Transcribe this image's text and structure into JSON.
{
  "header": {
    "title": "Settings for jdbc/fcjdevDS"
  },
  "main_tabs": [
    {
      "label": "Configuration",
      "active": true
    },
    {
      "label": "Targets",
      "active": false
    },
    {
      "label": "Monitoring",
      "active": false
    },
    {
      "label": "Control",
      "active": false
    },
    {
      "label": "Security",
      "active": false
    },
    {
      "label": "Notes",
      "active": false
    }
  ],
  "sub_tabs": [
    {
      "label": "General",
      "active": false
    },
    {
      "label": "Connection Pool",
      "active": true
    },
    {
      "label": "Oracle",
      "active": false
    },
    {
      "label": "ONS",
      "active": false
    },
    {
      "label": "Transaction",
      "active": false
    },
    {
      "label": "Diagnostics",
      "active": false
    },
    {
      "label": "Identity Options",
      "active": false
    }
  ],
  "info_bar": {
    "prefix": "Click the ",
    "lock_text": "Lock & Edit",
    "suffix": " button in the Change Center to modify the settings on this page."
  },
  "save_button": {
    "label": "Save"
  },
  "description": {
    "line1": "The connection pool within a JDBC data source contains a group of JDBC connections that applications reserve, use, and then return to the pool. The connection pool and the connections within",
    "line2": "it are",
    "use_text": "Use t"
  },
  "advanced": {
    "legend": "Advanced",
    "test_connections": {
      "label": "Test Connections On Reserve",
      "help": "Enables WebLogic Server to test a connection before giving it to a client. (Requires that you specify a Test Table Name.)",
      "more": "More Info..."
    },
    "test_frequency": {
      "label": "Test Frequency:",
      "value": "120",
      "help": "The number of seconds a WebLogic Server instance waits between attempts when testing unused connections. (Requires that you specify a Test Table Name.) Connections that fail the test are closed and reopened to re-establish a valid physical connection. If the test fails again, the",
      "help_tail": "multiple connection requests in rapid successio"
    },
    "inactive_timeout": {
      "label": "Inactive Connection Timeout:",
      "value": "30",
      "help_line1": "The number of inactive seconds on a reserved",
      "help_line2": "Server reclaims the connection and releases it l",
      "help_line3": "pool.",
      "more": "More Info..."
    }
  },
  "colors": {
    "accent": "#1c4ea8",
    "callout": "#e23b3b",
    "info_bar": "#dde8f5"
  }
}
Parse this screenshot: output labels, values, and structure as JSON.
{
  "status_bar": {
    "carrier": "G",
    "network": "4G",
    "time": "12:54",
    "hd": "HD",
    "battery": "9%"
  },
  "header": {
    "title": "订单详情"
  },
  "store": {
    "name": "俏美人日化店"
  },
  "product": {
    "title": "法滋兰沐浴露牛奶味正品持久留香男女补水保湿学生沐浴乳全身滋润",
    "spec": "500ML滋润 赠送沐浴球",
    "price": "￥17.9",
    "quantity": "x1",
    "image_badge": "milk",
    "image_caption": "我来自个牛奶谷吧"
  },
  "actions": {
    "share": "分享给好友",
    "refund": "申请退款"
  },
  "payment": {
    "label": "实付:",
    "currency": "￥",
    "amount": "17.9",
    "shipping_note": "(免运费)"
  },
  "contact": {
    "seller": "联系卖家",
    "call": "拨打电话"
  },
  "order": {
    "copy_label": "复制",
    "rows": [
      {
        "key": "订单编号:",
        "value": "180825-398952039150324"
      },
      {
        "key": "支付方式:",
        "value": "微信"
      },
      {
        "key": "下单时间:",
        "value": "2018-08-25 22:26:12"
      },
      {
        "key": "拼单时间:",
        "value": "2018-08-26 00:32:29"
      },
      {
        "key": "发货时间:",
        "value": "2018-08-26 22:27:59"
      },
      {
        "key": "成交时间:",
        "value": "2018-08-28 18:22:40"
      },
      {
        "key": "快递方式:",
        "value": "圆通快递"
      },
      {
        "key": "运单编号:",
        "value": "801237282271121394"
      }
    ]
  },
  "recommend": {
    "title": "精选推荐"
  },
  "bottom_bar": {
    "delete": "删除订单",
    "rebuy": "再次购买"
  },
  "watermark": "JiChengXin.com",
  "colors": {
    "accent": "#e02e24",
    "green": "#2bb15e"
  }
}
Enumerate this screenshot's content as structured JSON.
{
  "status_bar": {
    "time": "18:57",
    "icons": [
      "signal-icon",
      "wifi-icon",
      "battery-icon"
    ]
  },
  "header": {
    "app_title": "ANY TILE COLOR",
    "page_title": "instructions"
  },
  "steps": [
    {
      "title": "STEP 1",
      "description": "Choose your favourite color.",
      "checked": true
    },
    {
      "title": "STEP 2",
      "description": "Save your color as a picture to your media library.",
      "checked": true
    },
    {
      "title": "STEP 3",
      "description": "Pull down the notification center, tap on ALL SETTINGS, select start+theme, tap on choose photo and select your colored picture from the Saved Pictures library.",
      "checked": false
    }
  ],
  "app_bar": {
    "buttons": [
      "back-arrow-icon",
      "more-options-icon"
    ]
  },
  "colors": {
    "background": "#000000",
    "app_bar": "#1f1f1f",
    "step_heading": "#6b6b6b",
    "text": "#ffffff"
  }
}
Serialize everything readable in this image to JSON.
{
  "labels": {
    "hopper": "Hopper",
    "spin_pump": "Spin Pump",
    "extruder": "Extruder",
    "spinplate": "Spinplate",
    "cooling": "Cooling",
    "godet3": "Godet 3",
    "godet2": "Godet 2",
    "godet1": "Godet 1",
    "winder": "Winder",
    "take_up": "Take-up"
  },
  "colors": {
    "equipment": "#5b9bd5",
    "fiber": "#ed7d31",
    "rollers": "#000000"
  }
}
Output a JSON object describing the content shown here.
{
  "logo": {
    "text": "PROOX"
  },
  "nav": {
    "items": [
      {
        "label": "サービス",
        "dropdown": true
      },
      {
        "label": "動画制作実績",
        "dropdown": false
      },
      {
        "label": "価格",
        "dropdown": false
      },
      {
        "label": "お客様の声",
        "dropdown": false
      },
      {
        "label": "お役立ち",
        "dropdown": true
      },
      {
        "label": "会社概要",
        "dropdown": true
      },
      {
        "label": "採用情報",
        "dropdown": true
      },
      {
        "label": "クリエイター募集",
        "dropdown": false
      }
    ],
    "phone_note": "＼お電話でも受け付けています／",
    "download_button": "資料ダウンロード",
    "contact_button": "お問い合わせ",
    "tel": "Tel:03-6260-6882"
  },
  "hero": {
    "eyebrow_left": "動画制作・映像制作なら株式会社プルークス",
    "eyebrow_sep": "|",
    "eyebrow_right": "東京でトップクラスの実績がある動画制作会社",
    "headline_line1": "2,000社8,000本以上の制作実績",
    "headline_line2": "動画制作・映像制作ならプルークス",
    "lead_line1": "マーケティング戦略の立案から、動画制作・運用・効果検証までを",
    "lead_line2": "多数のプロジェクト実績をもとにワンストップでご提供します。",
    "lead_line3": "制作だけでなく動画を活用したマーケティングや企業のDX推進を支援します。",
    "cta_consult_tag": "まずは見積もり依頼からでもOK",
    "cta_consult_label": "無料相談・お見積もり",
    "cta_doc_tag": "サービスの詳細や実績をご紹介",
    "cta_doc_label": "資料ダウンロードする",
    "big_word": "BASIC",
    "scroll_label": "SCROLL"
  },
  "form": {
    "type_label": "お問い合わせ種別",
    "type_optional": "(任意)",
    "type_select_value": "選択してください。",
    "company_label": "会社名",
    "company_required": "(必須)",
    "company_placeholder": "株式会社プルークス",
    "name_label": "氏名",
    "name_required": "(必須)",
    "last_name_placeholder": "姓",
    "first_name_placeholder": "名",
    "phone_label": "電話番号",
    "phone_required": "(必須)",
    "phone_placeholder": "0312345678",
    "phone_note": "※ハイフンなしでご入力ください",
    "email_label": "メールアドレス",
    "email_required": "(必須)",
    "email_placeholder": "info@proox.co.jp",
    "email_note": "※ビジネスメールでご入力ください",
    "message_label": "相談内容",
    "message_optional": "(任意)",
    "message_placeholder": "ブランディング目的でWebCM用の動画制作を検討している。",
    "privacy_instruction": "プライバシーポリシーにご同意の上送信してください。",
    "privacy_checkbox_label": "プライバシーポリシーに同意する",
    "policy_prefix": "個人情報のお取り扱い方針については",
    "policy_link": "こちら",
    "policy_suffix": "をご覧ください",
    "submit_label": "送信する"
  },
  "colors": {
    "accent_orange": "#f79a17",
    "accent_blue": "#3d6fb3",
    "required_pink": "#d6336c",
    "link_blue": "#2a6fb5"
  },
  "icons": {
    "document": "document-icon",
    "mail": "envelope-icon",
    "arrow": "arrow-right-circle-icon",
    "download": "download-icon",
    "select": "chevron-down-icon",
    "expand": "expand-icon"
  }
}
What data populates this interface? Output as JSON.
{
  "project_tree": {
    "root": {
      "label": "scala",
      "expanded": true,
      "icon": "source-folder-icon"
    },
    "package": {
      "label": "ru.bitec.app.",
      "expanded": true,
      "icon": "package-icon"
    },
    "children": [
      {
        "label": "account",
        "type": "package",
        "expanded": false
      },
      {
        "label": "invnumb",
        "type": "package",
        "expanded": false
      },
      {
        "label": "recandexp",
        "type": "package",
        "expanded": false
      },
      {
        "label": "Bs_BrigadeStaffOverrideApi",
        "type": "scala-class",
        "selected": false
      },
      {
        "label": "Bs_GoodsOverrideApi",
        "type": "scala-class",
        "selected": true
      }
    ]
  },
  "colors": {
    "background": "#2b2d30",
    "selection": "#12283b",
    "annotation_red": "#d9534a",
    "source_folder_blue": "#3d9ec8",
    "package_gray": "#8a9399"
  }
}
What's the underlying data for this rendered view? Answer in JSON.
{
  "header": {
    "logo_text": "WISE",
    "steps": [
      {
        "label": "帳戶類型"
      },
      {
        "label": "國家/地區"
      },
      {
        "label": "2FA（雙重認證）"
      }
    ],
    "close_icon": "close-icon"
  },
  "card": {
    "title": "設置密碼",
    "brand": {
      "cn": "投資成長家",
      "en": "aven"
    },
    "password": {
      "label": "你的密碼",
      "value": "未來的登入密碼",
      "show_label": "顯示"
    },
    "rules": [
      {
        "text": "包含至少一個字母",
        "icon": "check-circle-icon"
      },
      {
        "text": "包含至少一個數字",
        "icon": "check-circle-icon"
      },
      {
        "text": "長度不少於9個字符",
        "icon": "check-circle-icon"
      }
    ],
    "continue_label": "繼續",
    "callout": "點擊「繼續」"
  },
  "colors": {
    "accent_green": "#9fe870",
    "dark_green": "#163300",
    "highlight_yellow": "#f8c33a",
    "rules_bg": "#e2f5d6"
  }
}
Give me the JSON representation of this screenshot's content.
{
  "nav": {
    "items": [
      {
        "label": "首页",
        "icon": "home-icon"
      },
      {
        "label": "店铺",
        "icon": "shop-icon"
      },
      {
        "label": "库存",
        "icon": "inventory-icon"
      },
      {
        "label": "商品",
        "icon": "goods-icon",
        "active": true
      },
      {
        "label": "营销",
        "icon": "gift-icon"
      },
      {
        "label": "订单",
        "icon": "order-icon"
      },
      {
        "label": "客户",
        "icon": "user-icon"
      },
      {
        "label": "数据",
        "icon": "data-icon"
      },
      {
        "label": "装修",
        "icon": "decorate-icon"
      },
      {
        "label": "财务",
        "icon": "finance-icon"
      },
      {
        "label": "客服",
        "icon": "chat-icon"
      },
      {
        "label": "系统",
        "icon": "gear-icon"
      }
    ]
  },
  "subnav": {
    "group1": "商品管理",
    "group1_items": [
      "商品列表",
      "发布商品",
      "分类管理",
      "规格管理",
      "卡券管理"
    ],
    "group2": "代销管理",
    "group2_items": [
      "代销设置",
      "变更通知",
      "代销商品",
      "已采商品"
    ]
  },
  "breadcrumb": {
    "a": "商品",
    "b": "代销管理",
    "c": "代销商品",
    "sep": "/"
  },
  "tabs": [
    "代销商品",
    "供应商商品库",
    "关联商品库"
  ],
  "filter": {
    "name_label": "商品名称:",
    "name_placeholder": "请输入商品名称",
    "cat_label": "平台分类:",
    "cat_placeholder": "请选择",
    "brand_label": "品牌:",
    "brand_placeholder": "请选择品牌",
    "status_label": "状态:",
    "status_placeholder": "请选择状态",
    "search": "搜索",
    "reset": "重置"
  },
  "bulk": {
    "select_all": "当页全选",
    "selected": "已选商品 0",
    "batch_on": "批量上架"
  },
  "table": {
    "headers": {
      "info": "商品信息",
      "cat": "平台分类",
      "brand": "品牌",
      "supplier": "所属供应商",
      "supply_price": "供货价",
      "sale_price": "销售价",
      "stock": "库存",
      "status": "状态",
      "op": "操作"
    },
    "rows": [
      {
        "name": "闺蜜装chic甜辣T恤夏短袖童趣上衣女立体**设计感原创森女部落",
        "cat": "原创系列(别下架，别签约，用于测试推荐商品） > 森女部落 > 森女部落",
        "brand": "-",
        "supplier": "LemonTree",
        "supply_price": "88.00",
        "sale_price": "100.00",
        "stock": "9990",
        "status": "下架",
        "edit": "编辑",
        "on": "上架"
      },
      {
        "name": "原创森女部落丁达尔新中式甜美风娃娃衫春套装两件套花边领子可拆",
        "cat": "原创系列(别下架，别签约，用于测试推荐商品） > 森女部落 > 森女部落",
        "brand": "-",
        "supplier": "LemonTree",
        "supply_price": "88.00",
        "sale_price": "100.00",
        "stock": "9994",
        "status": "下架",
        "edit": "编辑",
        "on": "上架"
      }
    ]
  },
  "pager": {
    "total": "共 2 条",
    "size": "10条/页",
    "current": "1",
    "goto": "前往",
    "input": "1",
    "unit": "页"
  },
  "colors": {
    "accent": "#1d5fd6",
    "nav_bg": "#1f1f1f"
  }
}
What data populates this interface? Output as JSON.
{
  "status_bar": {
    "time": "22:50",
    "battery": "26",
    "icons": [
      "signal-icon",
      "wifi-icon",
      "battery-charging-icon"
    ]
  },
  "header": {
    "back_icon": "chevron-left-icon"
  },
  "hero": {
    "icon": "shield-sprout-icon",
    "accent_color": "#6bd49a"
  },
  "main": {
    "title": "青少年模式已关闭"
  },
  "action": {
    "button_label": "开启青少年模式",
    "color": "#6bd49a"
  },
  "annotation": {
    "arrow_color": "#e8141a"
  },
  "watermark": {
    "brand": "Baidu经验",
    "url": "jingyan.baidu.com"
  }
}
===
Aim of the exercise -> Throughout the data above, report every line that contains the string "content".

Worked solution ->
Enumerate this screenshot's content as structured JSON.
Output a JSON object describing the content shown here.
Give me the JSON representation of this screenshot's content.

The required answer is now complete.